We are three months out from the publication of Woodwalker on May 17! I have been doing a lot of artwork and planning in preparation. This whole process has been so wild and exciting--- on publication day, it will be almost exactly two years since I started typing the first few paragraphs of Woodwalker. So much has happened! My characters and world have grown and changed so much! I have an agent, a publishing house, a sequel! And I couldn't have done it without so many of you. Whether you're close family or an online follower, your support and interest mean so much to me.
If you'd like to help me spread the word about Mae, Mona, and their adventures, here are a few ways you can help:
I always carry around a little notebook for story thoughts and sketches, and I just got through the one I started for Woodwalker. My notebook-in-waiting is a little bigger, just the right size for pen-and-ink illustrations (unlike my sketchbook, which is too big-- it's a fine line). So I kicked off the first few pages with some ink.
Mae and Mona, each with quite a bit of symbolism attached.
For Mae, significant details include the rhododendrons, alluding to the Appalachian-esque setting of the Silverwood Mountains, and the blue fireflies and foxfire (i.e. glowing mushrooms) at the base of the trees, which are sacred to the Wood-folk. Both of these are real things in our world--the blue ghost fireflies (Phausis reticulata) are confined to a small portion of southern Appalachia and are, in my opinion, pretty much the closest thing to magic in our world.

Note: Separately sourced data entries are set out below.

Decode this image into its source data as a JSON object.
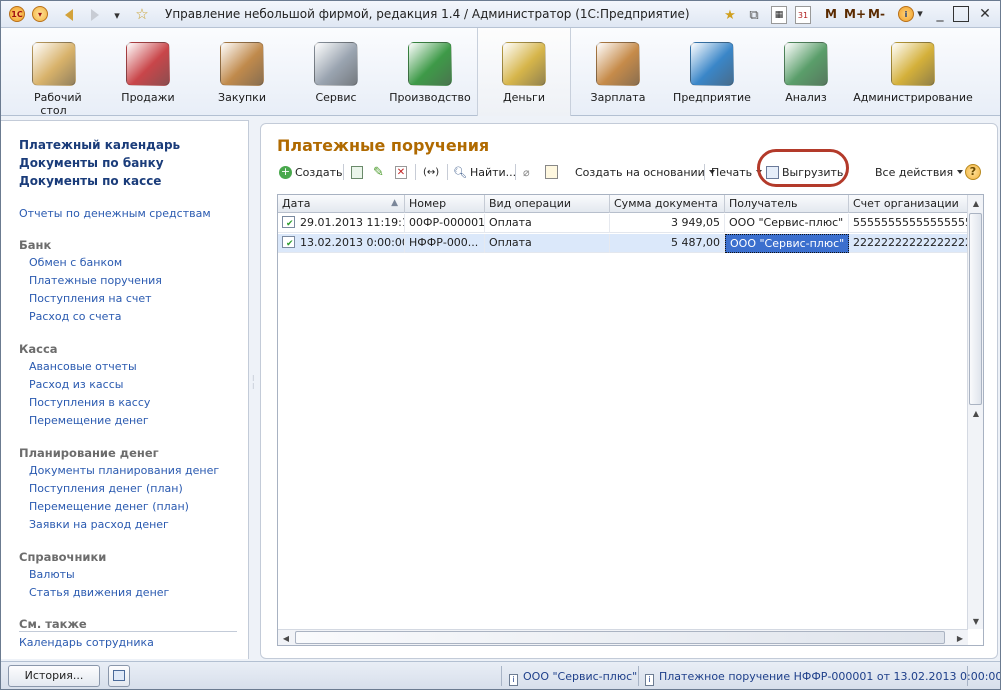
{
  "window": {
    "title": "Управление небольшой фирмой, редакция 1.4 / Администратор  (1С:Предприятие)",
    "title_buttons": [
      "M",
      "M+",
      "M-"
    ]
  },
  "sections": [
    {
      "label": "Рабочий стол",
      "icon": "desk-icon",
      "color": "#d8b26a"
    },
    {
      "label": "Продажи",
      "icon": "basket-icon",
      "color": "#c9464a"
    },
    {
      "label": "Закупки",
      "icon": "boxes-icon",
      "color": "#c08a4c"
    },
    {
      "label": "Сервис",
      "icon": "tools-icon",
      "color": "#9aa4b0"
    },
    {
      "label": "Производство",
      "icon": "factory-icon",
      "color": "#3e9a48"
    },
    {
      "label": "Деньги",
      "icon": "coins-icon",
      "color": "#d6b54a"
    },
    {
      "label": "Зарплата",
      "icon": "employee-icon",
      "color": "#c68b4a"
    },
    {
      "label": "Предприятие",
      "icon": "building-icon",
      "color": "#3a86c8"
    },
    {
      "label": "Анализ",
      "icon": "chart-icon",
      "color": "#5a9e6a"
    },
    {
      "label": "Администрирование",
      "icon": "database-icon",
      "color": "#d4b03a"
    }
  ],
  "active_section": "Деньги",
  "nav": {
    "main": [
      "Платежный календарь",
      "Документы по банку",
      "Документы по кассе"
    ],
    "reports": "Отчеты по денежным средствам",
    "groups": [
      {
        "title": "Банк",
        "items": [
          "Обмен с банком",
          "Платежные поручения",
          "Поступления на счет",
          "Расход со счета"
        ]
      },
      {
        "title": "Касса",
        "items": [
          "Авансовые отчеты",
          "Расход из кассы",
          "Поступления в кассу",
          "Перемещение денег"
        ]
      },
      {
        "title": "Планирование денег",
        "items": [
          "Документы планирования денег",
          "Поступления денег (план)",
          "Перемещение денег (план)",
          "Заявки на расход денег"
        ]
      },
      {
        "title": "Справочники",
        "items": [
          "Валюты",
          "Статья движения денег"
        ]
      }
    ],
    "see_also": {
      "title": "См. также",
      "items": [
        "Календарь сотрудника"
      ]
    }
  },
  "form": {
    "title": "Платежные поручения",
    "toolbar": {
      "create": "Создать",
      "find": "Найти...",
      "create_based": "Создать на основании",
      "print": "Печать",
      "export": "Выгрузить",
      "all_actions": "Все действия",
      "help": "?"
    },
    "columns": [
      "Дата",
      "Номер",
      "Вид операции",
      "Сумма документа",
      "Получатель",
      "Счет организации"
    ],
    "rows": [
      {
        "date": "29.01.2013 11:19:19",
        "number": "00ФР-000001",
        "op": "Оплата",
        "sum": "3 949,05",
        "recipient": "ООО \"Сервис-плюс\"",
        "account": "55555555555555555..."
      },
      {
        "date": "13.02.2013 0:00:00",
        "number": "НФФР-000...",
        "op": "Оплата",
        "sum": "5 487,00",
        "recipient": "ООО \"Сервис-плюс\"",
        "account": "22222222222222222..."
      }
    ],
    "selected_row": 1
  },
  "status": {
    "history": "История...",
    "items": [
      "ООО \"Сервис-плюс\"",
      "Платежное поручение НФФР-000001 от 13.02.2013 0:00:00"
    ]
  },
  "colors": {
    "accent_title": "#b06a00",
    "link": "#2a5ab0",
    "highlight_oval": "#b33a2a",
    "selection": "#dbe8fa"
  }
}
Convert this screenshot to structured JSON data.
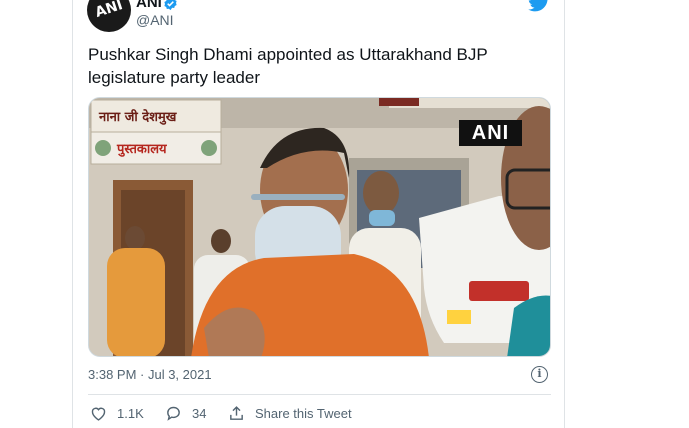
{
  "author": {
    "display_name": "ANI",
    "handle": "@ANI",
    "avatar_text": "ANI",
    "verified": true
  },
  "tweet": {
    "text": "Pushkar Singh Dhami appointed as Uttarakhand BJP legislature party leader",
    "timestamp": "3:38 PM · Jul 3, 2021"
  },
  "media": {
    "watermark": "ANI",
    "signboard_top": "नाना जी देशमुख",
    "signboard_bottom": "पुस्तकालय"
  },
  "actions": {
    "like_count": "1.1K",
    "reply_count": "34",
    "share_label": "Share this Tweet"
  },
  "colors": {
    "brand_blue": "#1d9bf0",
    "muted_text": "#536471",
    "kurta_orange": "#e0702a"
  },
  "icons": [
    "twitter-bird-icon",
    "verified-badge-icon",
    "info-icon",
    "heart-icon",
    "reply-icon",
    "share-icon"
  ]
}
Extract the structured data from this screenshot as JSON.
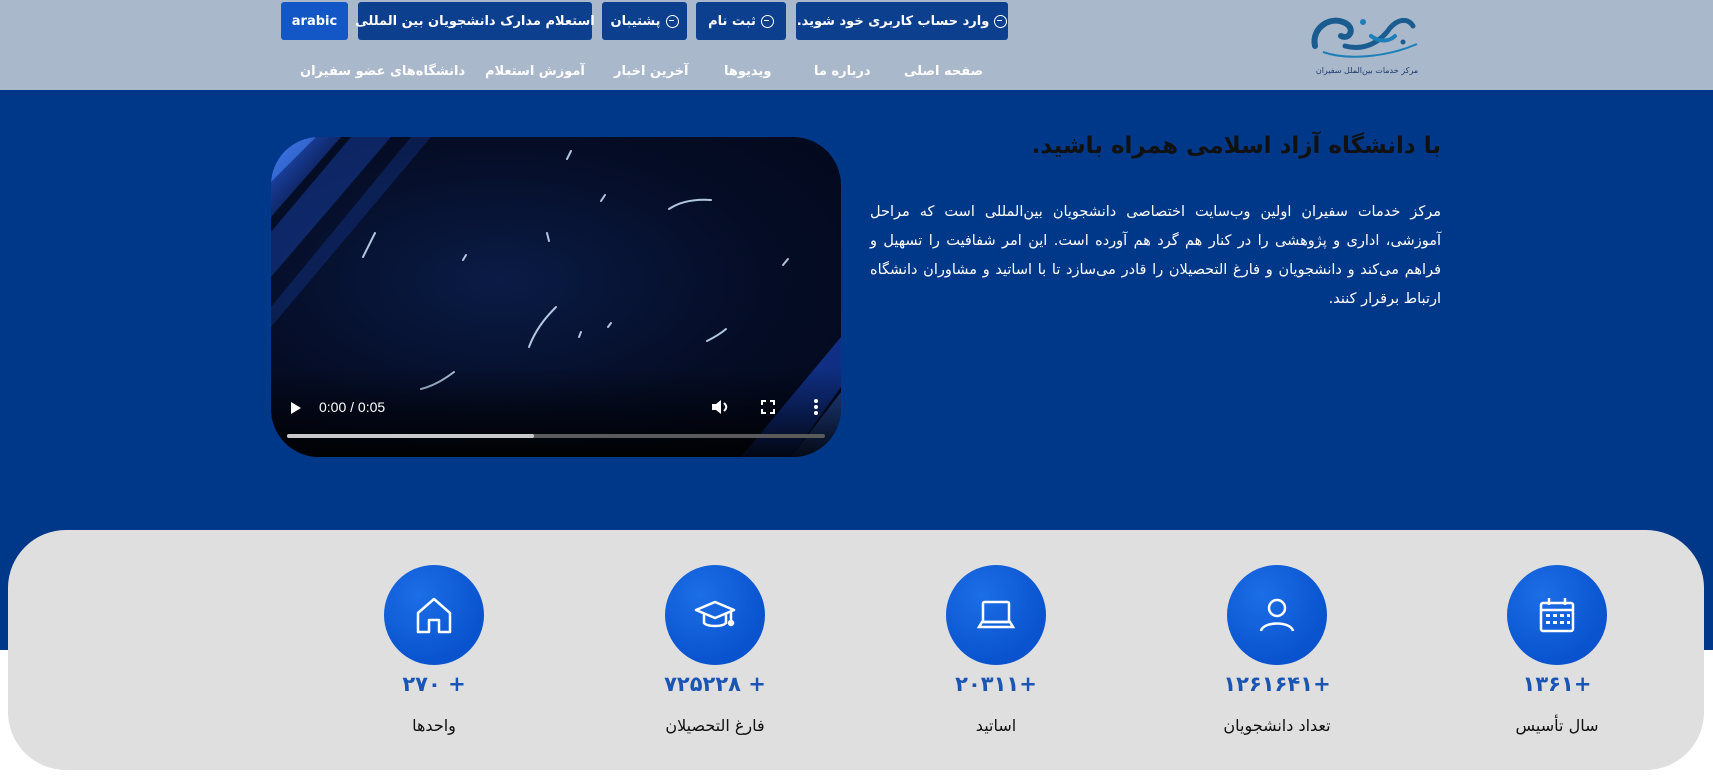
{
  "header": {
    "buttons": {
      "login": "وارد حساب کاربری خود شوید.",
      "register": "ثبت نام",
      "support": "پشتیبان",
      "inquiry": "استعلام مدارک دانشجویان بین المللی",
      "arabic": "arabic"
    },
    "nav": {
      "home": "صفحه اصلی",
      "about": "درباره ما",
      "videos": "ویدیوها",
      "news": "آخرین اخبار",
      "tutorial": "آموزش استعلام",
      "universities": "دانشگاه‌های عضو سفیران"
    },
    "logo": {
      "main": "سفیران",
      "sub": "مرکز خدمات بین‌الملل سفیران"
    }
  },
  "hero": {
    "title": "با دانشگاه آزاد اسلامی همراه باشید.",
    "description": "مرکز خدمات سفیران اولین وب‌سایت اختصاصی دانشجویان بین‌المللی است که مراحل آموزشی، اداری و پژوهشی را در کنار هم گرد هم آورده است. این امر شفافیت را تسهیل و فراهم می‌کند و دانشجویان و فارغ التحصیلان را قادر می‌سازد تا با اساتید و مشاوران دانشگاه ارتباط برقرار کنند."
  },
  "video": {
    "time": "0:00 / 0:05",
    "progress": 0.46
  },
  "stats": [
    {
      "icon": "calendar-icon",
      "number": "+۱۳۶۱",
      "label": "سال تأسیس"
    },
    {
      "icon": "user-icon",
      "number": "+۱۲۶۱۶۴۱",
      "label": "تعداد دانشجویان"
    },
    {
      "icon": "laptop-icon",
      "number": "+۲۰۳۱۱",
      "label": "اساتید"
    },
    {
      "icon": "graduation-cap-icon",
      "number": "+ ۷۲۵۲۲۸",
      "label": "فارغ التحصیلان"
    },
    {
      "icon": "home-icon",
      "number": "+ ۲۷۰",
      "label": "واحدها"
    }
  ],
  "colors": {
    "header_bg": "#aab8cc",
    "hero_bg": "#003889",
    "button_bg": "#0d3f8f",
    "accent": "#0953cf",
    "stats_bg": "#dfdfdf",
    "stat_number": "#1a55b5"
  }
}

Foxfire, or bioluminescent fungi, is found worldwide and called many other names, but it's also a common sight in Appalachia.
Perhaps the biggest symbolism here, though, is Mae's compass, her main tool and last link to her former life as a Woodwalker. It gets her out of more scrapes than one, beyond just wayfinding.
Mona's symbolism is mostly pearls, pearls, pearls, her country's primary resource and her folk's livelihood. Mussel shells, like the ones at the bottom of the picture, and mother-of-pearl are also common materials in Lumen Lake-- Mona's palace is called Blackshell and is tiled with mother-of-pearl. The flag of Lumen Lake is two crossed bulrushes and twelve pearls, representing the twelve islands in her country, so that's what's going on at her feet and around her head. Her pearl pendant is an heirloom of her throne, the one she's now trying to reclaim.
Things are moving forward-- I just received the copy for the back page of the book and my author bio, so it's neat to see it coming together as an actual book! So far still on track for May 17, 2016 for the e-book, which you can pre-order on Amazon or HarperCollins! I'll let you know when I find out about the paperback release.
Emily B. Martin
Author and Illustrator